» **Assignment**:
Print the data that follows exactly, leaving nothing out.

» **Material for this task**:
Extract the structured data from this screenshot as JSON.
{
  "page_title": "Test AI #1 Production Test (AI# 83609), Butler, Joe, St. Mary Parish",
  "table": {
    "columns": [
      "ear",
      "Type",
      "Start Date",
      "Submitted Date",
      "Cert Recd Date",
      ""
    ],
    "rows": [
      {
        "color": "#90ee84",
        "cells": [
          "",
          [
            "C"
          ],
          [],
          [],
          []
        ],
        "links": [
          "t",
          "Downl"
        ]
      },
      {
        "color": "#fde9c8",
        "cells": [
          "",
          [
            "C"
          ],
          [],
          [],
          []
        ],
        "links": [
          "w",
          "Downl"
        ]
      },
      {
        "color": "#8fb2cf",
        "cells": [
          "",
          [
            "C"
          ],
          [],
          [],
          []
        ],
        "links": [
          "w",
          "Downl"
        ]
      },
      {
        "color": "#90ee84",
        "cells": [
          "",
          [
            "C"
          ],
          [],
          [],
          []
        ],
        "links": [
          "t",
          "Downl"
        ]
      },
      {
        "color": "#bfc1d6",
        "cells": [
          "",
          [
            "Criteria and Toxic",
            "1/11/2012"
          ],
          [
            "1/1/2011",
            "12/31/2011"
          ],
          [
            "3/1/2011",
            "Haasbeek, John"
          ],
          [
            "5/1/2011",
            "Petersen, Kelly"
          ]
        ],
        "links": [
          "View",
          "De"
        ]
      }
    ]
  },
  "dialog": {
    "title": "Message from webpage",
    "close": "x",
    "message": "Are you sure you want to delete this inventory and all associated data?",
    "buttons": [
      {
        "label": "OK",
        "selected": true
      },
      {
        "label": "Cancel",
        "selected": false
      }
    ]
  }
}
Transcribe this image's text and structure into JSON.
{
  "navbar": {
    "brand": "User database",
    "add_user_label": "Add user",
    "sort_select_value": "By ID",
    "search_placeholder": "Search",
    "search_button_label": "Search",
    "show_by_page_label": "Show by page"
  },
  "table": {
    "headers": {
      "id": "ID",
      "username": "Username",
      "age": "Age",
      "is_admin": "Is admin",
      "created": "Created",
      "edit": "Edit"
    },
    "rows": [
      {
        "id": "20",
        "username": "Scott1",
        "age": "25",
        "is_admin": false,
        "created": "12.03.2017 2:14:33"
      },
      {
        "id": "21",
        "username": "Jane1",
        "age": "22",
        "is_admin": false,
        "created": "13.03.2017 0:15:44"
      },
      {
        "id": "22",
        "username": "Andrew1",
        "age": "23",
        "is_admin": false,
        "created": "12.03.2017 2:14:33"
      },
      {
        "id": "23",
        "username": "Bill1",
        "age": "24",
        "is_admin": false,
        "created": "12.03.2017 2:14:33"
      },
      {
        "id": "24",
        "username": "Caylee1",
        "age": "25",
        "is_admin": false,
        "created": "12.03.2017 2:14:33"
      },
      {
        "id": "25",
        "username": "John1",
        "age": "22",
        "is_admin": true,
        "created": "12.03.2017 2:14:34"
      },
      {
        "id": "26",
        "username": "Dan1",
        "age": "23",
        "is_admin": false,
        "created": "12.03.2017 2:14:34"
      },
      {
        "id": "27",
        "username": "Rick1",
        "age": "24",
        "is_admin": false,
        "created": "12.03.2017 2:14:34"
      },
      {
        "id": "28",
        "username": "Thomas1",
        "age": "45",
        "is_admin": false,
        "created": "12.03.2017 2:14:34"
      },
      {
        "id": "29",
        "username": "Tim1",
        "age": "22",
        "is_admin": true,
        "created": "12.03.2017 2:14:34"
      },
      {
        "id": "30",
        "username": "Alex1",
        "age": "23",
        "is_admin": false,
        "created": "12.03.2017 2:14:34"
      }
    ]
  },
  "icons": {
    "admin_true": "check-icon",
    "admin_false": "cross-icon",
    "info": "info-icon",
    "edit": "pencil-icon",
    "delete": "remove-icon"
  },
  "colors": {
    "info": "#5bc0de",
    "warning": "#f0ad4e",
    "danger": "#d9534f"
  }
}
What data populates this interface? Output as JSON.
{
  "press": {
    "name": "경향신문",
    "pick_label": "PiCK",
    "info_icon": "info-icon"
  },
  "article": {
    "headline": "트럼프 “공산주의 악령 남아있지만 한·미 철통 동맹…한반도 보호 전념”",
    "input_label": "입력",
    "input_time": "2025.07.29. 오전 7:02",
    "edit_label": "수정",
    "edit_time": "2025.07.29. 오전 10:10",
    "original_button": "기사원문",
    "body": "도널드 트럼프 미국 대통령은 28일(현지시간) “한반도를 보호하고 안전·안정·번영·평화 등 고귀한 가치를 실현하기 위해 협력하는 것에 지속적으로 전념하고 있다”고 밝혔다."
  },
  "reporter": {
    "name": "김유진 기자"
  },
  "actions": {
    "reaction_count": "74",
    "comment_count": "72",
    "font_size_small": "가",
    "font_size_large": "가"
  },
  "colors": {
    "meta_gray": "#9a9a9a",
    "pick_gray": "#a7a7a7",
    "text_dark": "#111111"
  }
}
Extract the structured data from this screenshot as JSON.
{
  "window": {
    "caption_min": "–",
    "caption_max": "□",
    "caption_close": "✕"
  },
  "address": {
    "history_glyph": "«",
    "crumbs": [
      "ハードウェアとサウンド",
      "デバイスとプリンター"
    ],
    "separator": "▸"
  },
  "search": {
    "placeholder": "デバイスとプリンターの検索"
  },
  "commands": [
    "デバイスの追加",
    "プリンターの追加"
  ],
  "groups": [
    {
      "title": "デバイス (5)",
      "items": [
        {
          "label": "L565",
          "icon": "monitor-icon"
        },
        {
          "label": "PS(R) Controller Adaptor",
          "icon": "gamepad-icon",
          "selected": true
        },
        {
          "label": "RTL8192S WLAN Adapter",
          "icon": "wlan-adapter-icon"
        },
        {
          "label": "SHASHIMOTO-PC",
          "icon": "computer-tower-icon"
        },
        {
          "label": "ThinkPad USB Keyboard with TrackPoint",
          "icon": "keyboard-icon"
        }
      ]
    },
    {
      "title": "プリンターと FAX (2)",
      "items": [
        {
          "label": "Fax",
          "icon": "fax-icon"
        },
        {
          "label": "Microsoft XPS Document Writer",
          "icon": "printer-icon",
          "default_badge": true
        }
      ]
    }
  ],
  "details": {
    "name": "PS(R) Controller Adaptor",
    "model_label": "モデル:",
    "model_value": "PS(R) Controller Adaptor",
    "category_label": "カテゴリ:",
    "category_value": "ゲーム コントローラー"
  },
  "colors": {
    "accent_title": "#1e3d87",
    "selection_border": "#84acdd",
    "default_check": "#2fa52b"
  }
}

» **Written solution**:
Extract the structured data from this screenshot as JSON.
{
  "page_title": "Test AI #1 Production Test (AI# 83609), Butler, Joe, St. Mary Parish",
  "table": {
    "columns": [
      "ear",
      "Type",
      "Start Date",
      "Submitted Date",
      "Cert Recd Date",
      ""
    ],
    "rows": [
      {
        "color": "#90ee84",
        "cells": [
          "",
          [
            "C"
          ],
          [],
          [],
          []
        ],
        "links": [
          "t",
          "Downl"
        ]
      },
      {
        "color": "#fde9c8",
        "cells": [
          "",
          [
            "C"
          ],
          [],
          [],
          []
        ],
        "links": [
          "w",
          "Downl"
        ]
      },
      {
        "color": "#8fb2cf",
        "cells": [
          "",
          [
            "C"
          ],
          [],
          [],
          []
        ],
        "links": [
          "w",
          "Downl"
        ]
      },
      {
        "color": "#90ee84",
        "cells": [
          "",
          [
            "C"
          ],
          [],
          [],
          []
        ],
        "links": [
          "t",
          "Downl"
        ]
      },
      {
        "color": "#bfc1d6",
        "cells": [
          "",
          [
            "Criteria and Toxic",
            "1/11/2012"
          ],
          [
            "1/1/2011",
            "12/31/2011"
          ],
          [
            "3/1/2011",
            "Haasbeek, John"
          ],
          [
            "5/1/2011",
            "Petersen, Kelly"
          ]
        ],
        "links": [
          "View",
          "De"
        ]
      }
    ]
  },
  "dialog": {
    "title": "Message from webpage",
    "close": "x",
    "message": "Are you sure you want to delete this inventory and all associated data?",
    "buttons": [
      {
        "label": "OK",
        "selected": true
      },
      {
        "label": "Cancel",
        "selected": false
      }
    ]
  }
}
Transcribe this image's text and structure into JSON.
{
  "navbar": {
    "brand": "User database",
    "add_user_label": "Add user",
    "sort_select_value": "By ID",
    "search_placeholder": "Search",
    "search_button_label": "Search",
    "show_by_page_label": "Show by page"
  },
  "table": {
    "headers": {
      "id": "ID",
      "username": "Username",
      "age": "Age",
      "is_admin": "Is admin",
      "created": "Created",
      "edit": "Edit"
    },
    "rows": [
      {
        "id": "20",
        "username": "Scott1",
        "age": "25",
        "is_admin": false,
        "created": "12.03.2017 2:14:33"
      },
      {
        "id": "21",
        "username": "Jane1",
        "age": "22",
        "is_admin": false,
        "created": "13.03.2017 0:15:44"
      },
      {
        "id": "22",
        "username": "Andrew1",
        "age": "23",
        "is_admin": false,
        "created": "12.03.2017 2:14:33"
      },
      {
        "id": "23",
        "username": "Bill1",
        "age": "24",
        "is_admin": false,
        "created": "12.03.2017 2:14:33"
      },
      {
        "id": "24",
        "username": "Caylee1",
        "age": "25",
        "is_admin": false,
        "created": "12.03.2017 2:14:33"
      },
      {
        "id": "25",
        "username": "John1",
        "age": "22",
        "is_admin": true,
        "created": "12.03.2017 2:14:34"
      },
      {
        "id": "26",
        "username": "Dan1",
        "age": "23",
        "is_admin": false,
        "created": "12.03.2017 2:14:34"
      },
      {
        "id": "27",
        "username": "Rick1",
        "age": "24",
        "is_admin": false,
        "created": "12.03.2017 2:14:34"
      },
      {
        "id": "28",
        "username": "Thomas1",
        "age": "45",
        "is_admin": false,
        "created": "12.03.2017 2:14:34"
      },
      {
        "id": "29",
        "username": "Tim1",
        "age": "22",
        "is_admin": true,
        "created": "12.03.2017 2:14:34"
      },
      {
        "id": "30",
        "username": "Alex1",
        "age": "23",
        "is_admin": false,
        "created": "12.03.2017 2:14:34"
      }
    ]
  },
  "icons": {
    "admin_true": "check-icon",
    "admin_false": "cross-icon",
    "info": "info-icon",
    "edit": "pencil-icon",
    "delete": "remove-icon"
  },
  "colors": {
    "info": "#5bc0de",
    "warning": "#f0ad4e",
    "danger": "#d9534f"
  }
}
What data populates this interface? Output as JSON.
{
  "press": {
    "name": "경향신문",
    "pick_label": "PiCK",
    "info_icon": "info-icon"
  },
  "article": {
    "headline": "트럼프 “공산주의 악령 남아있지만 한·미 철통 동맹…한반도 보호 전념”",
    "input_label": "입력",
    "input_time": "2025.07.29. 오전 7:02",
    "edit_label": "수정",
    "edit_time": "2025.07.29. 오전 10:10",
    "original_button": "기사원문",
    "body": "도널드 트럼프 미국 대통령은 28일(현지시간) “한반도를 보호하고 안전·안정·번영·평화 등 고귀한 가치를 실현하기 위해 협력하는 것에 지속적으로 전념하고 있다”고 밝혔다."
  },
  "reporter": {
    "name": "김유진 기자"
  },
  "actions": {
    "reaction_count": "74",
    "comment_count": "72",
    "font_size_small": "가",
    "font_size_large": "가"
  },
  "colors": {
    "meta_gray": "#9a9a9a",
    "pick_gray": "#a7a7a7",
    "text_dark": "#111111"
  }
}
Extract the structured data from this screenshot as JSON.
{
  "window": {
    "caption_min": "–",
    "caption_max": "□",
    "caption_close": "✕"
  },
  "address": {
    "history_glyph": "«",
    "crumbs": [
      "ハードウェアとサウンド",
      "デバイスとプリンター"
    ],
    "separator": "▸"
  },
  "search": {
    "placeholder": "デバイスとプリンターの検索"
  },
  "commands": [
    "デバイスの追加",
    "プリンターの追加"
  ],
  "groups": [
    {
      "title": "デバイス (5)",
      "items": [
        {
          "label": "L565",
          "icon": "monitor-icon"
        },
        {
          "label": "PS(R) Controller Adaptor",
          "icon": "gamepad-icon",
          "selected": true
        },
        {
          "label": "RTL8192S WLAN Adapter",
          "icon": "wlan-adapter-icon"
        },
        {
          "label": "SHASHIMOTO-PC",
          "icon": "computer-tower-icon"
        },
        {
          "label": "ThinkPad USB Keyboard with TrackPoint",
          "icon": "keyboard-icon"
        }
      ]
    },
    {
      "title": "プリンターと FAX (2)",
      "items": [
        {
          "label": "Fax",
          "icon": "fax-icon"
        },
        {
          "label": "Microsoft XPS Document Writer",
          "icon": "printer-icon",
          "default_badge": true
        }
      ]
    }
  ],
  "details": {
    "name": "PS(R) Controller Adaptor",
    "model_label": "モデル:",
    "model_value": "PS(R) Controller Adaptor",
    "category_label": "カテゴリ:",
    "category_value": "ゲーム コントローラー"
  },
  "colors": {
    "accent_title": "#1e3d87",
    "selection_border": "#84acdd",
    "default_check": "#2fa52b"
  }
}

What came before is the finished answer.